The majority of Americans below age of 65 have affordable health insurance provided by their employers. As long as you have a work that offers good health coverage, this makes life a lot easier: Simply enroll when you're qualified, and if an employer offers many alternatives, select the one that best meets your needs every year in the annual enrollment period.
However, having health insurance connected to employment has the disadvantage that if you lose your job, you will lose your health insurance as well when you are already in a stressful condition.
Fortunately, you have options – perhaps a lot of them, depending on the situation. Let's look at what you should know about medical insurance if you've no job currently and are going to lose your employer-sponsored coverage.

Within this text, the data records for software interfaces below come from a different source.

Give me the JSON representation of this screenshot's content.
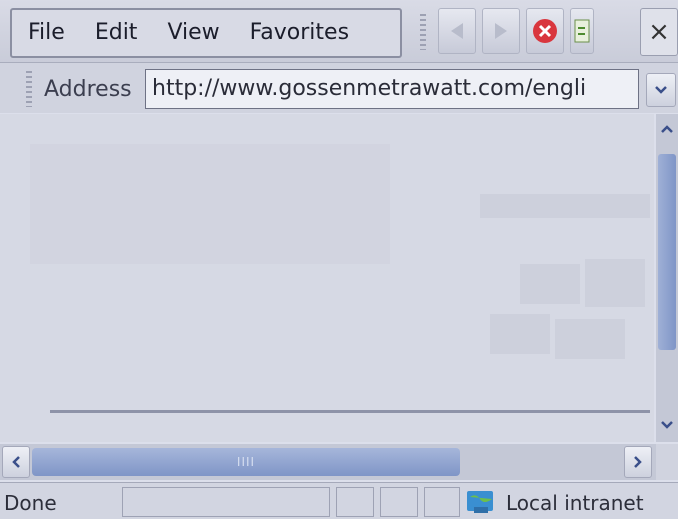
{
  "menu": {
    "file": "File",
    "edit": "Edit",
    "view": "View",
    "favorites": "Favorites"
  },
  "toolbar": {
    "close_label": "×"
  },
  "address": {
    "label": "Address",
    "url": "http://www.gossenmetrawatt.com/engli"
  },
  "status": {
    "text": "Done",
    "zone": "Local intranet"
  },
  "hscroll": {
    "grip": "IIII"
  },
  "colors": {
    "stop_red": "#d9363e",
    "scroll_thumb": "#8a9fd0",
    "intranet_globe": "#3a8fd1"
  }
}
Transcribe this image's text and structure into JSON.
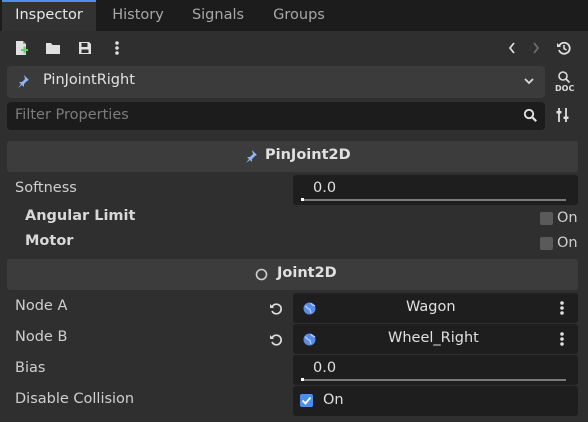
{
  "tabs": [
    {
      "label": "Inspector",
      "active": true
    },
    {
      "label": "History",
      "active": false
    },
    {
      "label": "Signals",
      "active": false
    },
    {
      "label": "Groups",
      "active": false
    }
  ],
  "toolbar": {
    "icons": [
      "new-resource-icon",
      "open-folder-icon",
      "save-icon",
      "more-vertical-icon",
      "history-back-icon",
      "history-forward-icon",
      "recent-history-icon"
    ]
  },
  "object": {
    "name": "PinJointRight",
    "icon": "pin-icon",
    "doc_label": "DOC"
  },
  "filter": {
    "placeholder": "Filter Properties"
  },
  "sections": {
    "pinjoint": {
      "title": "PinJoint2D"
    },
    "joint": {
      "title": "Joint2D"
    }
  },
  "properties": {
    "softness": {
      "label": "Softness",
      "value": "0.0",
      "fraction": 0
    },
    "angular_limit": {
      "label": "Angular Limit",
      "checked": false,
      "text": "On"
    },
    "motor": {
      "label": "Motor",
      "checked": false,
      "text": "On"
    },
    "node_a": {
      "label": "Node A",
      "value": "Wagon"
    },
    "node_b": {
      "label": "Node B",
      "value": "Wheel_Right"
    },
    "bias": {
      "label": "Bias",
      "value": "0.0",
      "fraction": 0
    },
    "disable_collision": {
      "label": "Disable Collision",
      "checked": true,
      "text": "On"
    }
  },
  "colors": {
    "accent": "#4a8ff0",
    "background": "#2f2f2f",
    "field": "#1e1e1e"
  }
}
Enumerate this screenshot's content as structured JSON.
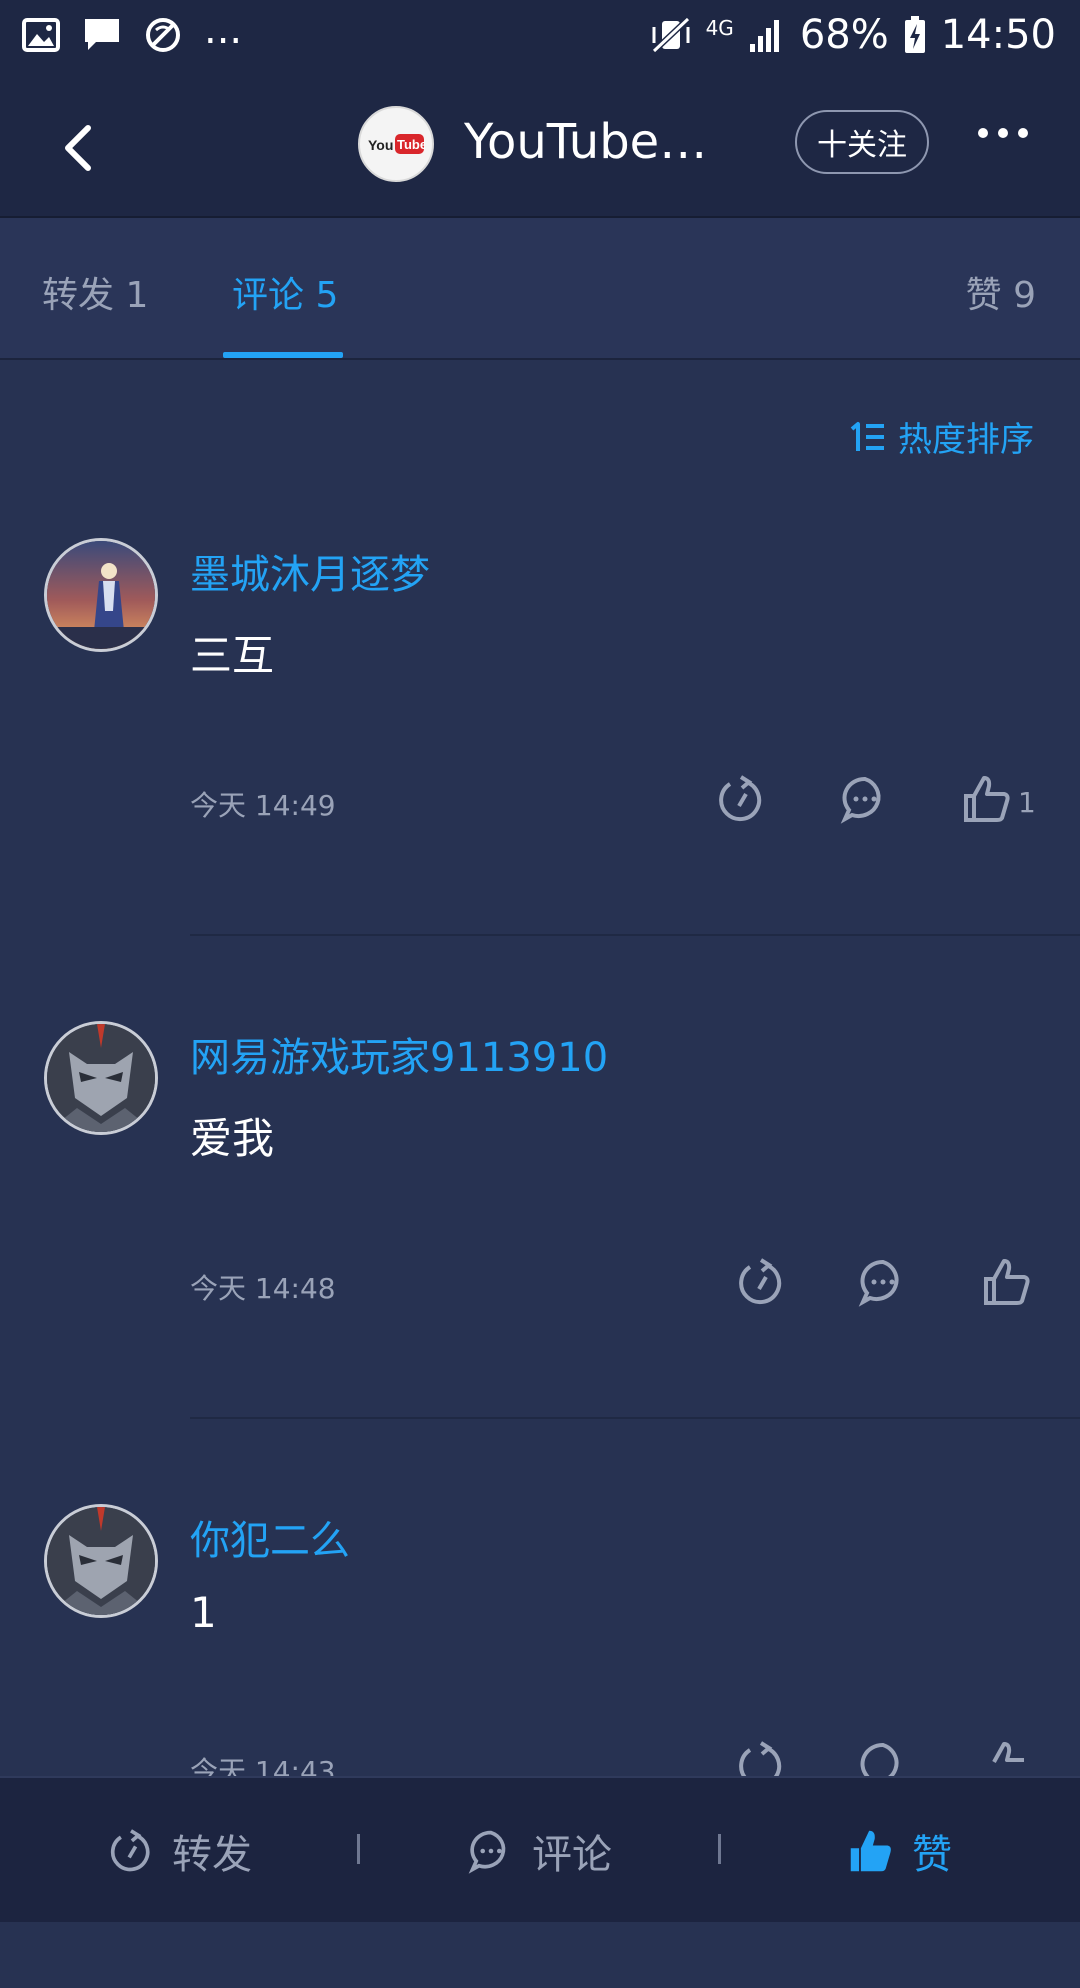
{
  "status_bar": {
    "battery": "68%",
    "time": "14:50",
    "network": "4G",
    "more_indicator": "..."
  },
  "header": {
    "title": "YouTube…",
    "follow_label": "十关注",
    "logo_text": "You Tube"
  },
  "tabs": [
    {
      "label": "转发 1"
    },
    {
      "label": "评论 5"
    },
    {
      "label": "赞 9"
    }
  ],
  "sort_label": "热度排序",
  "comments": [
    {
      "user": "墨城沐月逐梦",
      "text": "三互",
      "time": "今天 14:49",
      "likes": "1"
    },
    {
      "user": "网易游戏玩家9113910",
      "text": "爱我",
      "time": "今天 14:48",
      "likes": ""
    },
    {
      "user": "你犯二么",
      "text": "1",
      "time": "今天 14:43",
      "likes": ""
    }
  ],
  "bottom_bar": {
    "repost": "转发",
    "comment": "评论",
    "like": "赞"
  },
  "colors": {
    "accent": "#23a3f5",
    "background": "#273252",
    "header": "#1e2744"
  },
  "icons": [
    "back-icon",
    "more-icon",
    "sort-icon",
    "repost-icon",
    "comment-icon",
    "like-icon"
  ]
}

Is it possible for me to enroll in self-purchased insurance if I lose my job?
You don't have to wait until the autumn open enrollment period to get a new ACA-amenable plan if you lose your job-based health insurance.
Though the COVID-associated unique enrollment window for family/individual health plans has passed in most states, you will be eligible for your own special enrollment period if your employer-sponsored insurance plan is no longer available.
It allows for enrolling in a plan via the marketplace and take benefit of the available subsidies without having to wait until 2022. If you join before your coverage expires, your new plan will begin from the first month following your old one expires, ensuring that you have continuous coverage even if your previous one expires on the last date of a month.
Your particular enrollment phase extends for another 60 days after you lose coverage, though you'll have a coverage gap if you wait until your previous plan expires to enroll because your new plan won't take effect retroactively.
If you find yourself in this scenario, a short-term health plan may be a helpful way to bridge the gap until your new plan kicks in. Pre-present conditions are not covered by short-term policies, and they are not in harmony by the ACA. However, they can provide adequate coverage for unforeseen medical expenses during a period when you would otherwise be uninsured.
Make sure you double-check your options during open enrollment.
Keep in mind that if you enroll for coverage currently in the unique enrollment period, you'll must re-assess your coverage during the future open enrollment period, which starts November 1. Despite the fact that you signed up late in 2021, your new plan will start on January 1 with new pricing and maybe some coverage modifications. In addition, new plans for 2022 may be available in your area.
As a result, your unique enrollment period (which is connected to your loss of coverage) will be your opportunity to discover the best plan for the rest of the year. If you still require self-purchased coverage, the upcoming enrollment session will provide you the opportunity to make sure your coverage is optimized for the following year.
Self-purchased coverage vs. COBRA (or state continuation) coverage
COBRA may be available to you depending on the size of your employer. Even if your employer is too small for COBRA, depending on where you live, you may be eligible for state continuation (sometimes known as "mini-COBRA"). Either of these options will allow you to keep your current coverage of affordable health insurance indefinitely rather than immediately transferring to a new
If COBRA is available, your company will tell you and provide you with information on how to activate the coverage and how long you can maintain it. For individual l and family plan for health insurance see us at Oklahoma Health Options. We will discuss the details in person.